TASK DETAILS: Wherever the string "icon" appears in the records, return the line that holds it.
(DATA SUPPLIED)
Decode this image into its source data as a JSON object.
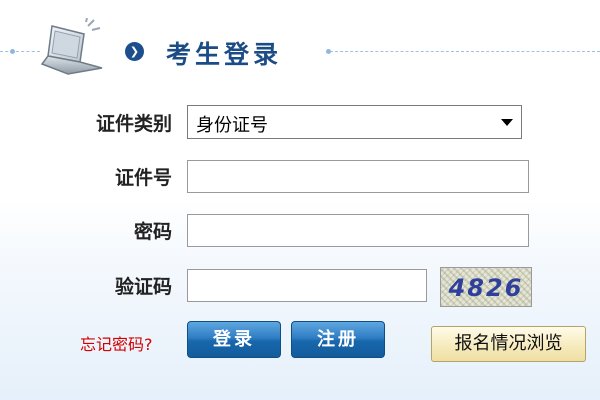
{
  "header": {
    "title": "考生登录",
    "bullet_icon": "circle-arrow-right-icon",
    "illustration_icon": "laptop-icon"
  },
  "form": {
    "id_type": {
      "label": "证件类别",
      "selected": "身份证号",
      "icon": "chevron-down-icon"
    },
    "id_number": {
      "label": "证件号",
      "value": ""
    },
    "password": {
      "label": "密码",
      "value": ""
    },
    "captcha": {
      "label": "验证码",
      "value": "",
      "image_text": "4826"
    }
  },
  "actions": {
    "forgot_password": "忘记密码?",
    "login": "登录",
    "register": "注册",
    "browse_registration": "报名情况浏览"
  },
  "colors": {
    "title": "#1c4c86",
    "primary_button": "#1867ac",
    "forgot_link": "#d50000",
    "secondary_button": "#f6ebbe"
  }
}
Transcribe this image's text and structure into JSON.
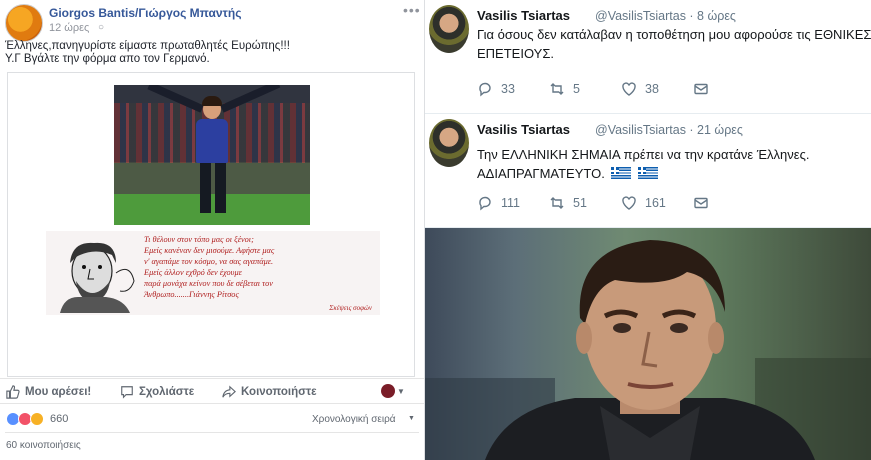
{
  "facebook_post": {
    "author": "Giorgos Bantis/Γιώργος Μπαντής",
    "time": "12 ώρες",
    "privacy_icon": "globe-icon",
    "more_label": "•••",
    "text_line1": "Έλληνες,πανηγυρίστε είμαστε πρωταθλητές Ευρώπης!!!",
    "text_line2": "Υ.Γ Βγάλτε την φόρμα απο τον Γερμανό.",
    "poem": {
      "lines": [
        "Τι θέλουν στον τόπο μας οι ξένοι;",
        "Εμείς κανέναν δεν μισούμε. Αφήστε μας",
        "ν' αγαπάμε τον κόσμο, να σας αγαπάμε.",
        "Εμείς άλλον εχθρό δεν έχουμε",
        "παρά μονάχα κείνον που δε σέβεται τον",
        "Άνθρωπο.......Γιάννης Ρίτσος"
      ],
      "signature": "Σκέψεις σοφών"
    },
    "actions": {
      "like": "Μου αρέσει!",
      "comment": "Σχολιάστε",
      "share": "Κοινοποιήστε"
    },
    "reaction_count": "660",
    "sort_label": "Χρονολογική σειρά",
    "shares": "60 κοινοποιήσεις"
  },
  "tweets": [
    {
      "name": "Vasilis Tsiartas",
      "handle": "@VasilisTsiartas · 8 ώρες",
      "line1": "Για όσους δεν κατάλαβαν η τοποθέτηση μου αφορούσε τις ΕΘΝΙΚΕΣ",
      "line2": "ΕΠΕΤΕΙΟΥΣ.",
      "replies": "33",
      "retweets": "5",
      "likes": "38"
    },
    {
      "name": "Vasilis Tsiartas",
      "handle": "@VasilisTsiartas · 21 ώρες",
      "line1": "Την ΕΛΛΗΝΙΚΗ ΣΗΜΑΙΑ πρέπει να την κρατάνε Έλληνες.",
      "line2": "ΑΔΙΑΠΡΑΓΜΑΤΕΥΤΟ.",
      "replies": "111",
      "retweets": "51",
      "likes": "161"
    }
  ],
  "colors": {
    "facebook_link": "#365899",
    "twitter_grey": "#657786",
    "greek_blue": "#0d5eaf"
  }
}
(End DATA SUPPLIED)
PROBLEM SOLUTION:
    "bullet_icon": "circle-arrow-right-icon",
    "illustration_icon": "laptop-icon"
      "icon": "chevron-down-icon"
    "privacy_icon": "globe-icon",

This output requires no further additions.